  • How do you reach the other two roles (disclaimer: many times it's the same editors and translators who take care of the admin for pro-bono projects)?. Simple: you make a Trello card for the project. There are templates in each Pro-bono board, here is the one for Target > English. Fill the template, add yourself to the card and @mention your collaborators in the cards. They will read the article (or tell you about their availability to read it) and get back to you on whether they want to carry the project through or not. Once they've signed on, the can add themselves to the project card.
  • Remember also, each member has a monthly word limit/allocation for suggesting material (see below). This is so we don't get too backed up with suggestions, and to try to encourage everyone to participate.

How much curated content can I suggest in the Trello boards?

Our cap will be approximately 40,000 words monthly for each language version of the web-magazine, so depending on how many people are actively participating as members or contributors we will attempt to divide that cap by the number of people to set a limit.

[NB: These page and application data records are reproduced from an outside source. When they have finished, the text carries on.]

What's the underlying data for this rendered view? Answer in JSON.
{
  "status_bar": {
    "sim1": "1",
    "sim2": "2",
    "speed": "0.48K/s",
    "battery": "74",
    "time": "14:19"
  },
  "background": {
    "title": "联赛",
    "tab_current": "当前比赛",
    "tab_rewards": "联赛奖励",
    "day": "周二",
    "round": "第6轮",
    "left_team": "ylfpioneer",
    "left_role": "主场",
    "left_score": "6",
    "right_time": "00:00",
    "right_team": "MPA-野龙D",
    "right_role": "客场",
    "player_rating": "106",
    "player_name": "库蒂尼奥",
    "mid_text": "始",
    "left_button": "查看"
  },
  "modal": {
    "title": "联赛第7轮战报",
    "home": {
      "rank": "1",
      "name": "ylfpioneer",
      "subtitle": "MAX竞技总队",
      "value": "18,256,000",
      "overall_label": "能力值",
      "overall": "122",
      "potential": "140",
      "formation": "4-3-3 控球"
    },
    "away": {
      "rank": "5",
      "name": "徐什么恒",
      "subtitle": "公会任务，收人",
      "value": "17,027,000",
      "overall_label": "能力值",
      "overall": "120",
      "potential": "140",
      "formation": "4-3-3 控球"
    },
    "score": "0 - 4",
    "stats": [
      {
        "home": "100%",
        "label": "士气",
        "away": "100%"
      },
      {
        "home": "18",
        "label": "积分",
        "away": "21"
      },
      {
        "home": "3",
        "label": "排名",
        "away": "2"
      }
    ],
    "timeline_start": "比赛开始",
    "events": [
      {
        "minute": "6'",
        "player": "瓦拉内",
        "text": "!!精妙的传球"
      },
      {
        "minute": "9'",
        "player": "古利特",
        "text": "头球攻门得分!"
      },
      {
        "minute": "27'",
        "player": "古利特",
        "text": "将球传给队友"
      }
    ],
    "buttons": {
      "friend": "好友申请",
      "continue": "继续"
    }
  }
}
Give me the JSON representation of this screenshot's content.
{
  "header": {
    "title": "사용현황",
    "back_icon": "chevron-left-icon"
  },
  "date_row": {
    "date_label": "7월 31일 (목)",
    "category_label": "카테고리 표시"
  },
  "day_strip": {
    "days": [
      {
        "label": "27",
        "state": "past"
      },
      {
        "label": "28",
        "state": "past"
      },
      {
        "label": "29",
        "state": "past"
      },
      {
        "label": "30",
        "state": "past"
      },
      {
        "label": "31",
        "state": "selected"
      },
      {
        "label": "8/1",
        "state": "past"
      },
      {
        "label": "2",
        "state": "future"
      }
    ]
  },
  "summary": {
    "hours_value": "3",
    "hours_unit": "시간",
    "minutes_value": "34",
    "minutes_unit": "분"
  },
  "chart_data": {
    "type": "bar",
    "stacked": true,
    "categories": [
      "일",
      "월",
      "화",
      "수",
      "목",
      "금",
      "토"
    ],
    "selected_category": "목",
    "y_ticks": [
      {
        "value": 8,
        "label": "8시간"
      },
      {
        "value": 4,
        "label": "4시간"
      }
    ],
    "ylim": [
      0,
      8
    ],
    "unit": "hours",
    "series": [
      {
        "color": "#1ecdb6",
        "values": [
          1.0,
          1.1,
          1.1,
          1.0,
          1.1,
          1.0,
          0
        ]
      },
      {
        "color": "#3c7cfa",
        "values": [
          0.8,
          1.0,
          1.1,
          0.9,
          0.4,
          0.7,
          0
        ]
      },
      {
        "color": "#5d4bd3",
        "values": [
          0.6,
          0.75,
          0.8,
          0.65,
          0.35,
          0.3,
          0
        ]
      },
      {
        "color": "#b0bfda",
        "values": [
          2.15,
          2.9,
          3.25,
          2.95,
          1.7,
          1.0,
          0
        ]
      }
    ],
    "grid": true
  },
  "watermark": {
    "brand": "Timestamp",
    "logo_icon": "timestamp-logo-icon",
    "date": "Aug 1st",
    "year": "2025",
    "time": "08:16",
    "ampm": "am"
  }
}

This isn't meant to be restrictive but rather inclusive and subject to some flexibility as we add new members and the workload self-balances ongoing. Bear in mind that the idea here is to discourage anyone from getting "overly enthusiastic" at least at the beginning so we can help make sure that everyone participates as evenly as possible and everyone has the time to read the content that is shared. Remember that it's first, a group for sharing great material, so you don't necessarily have to translate the content that you share.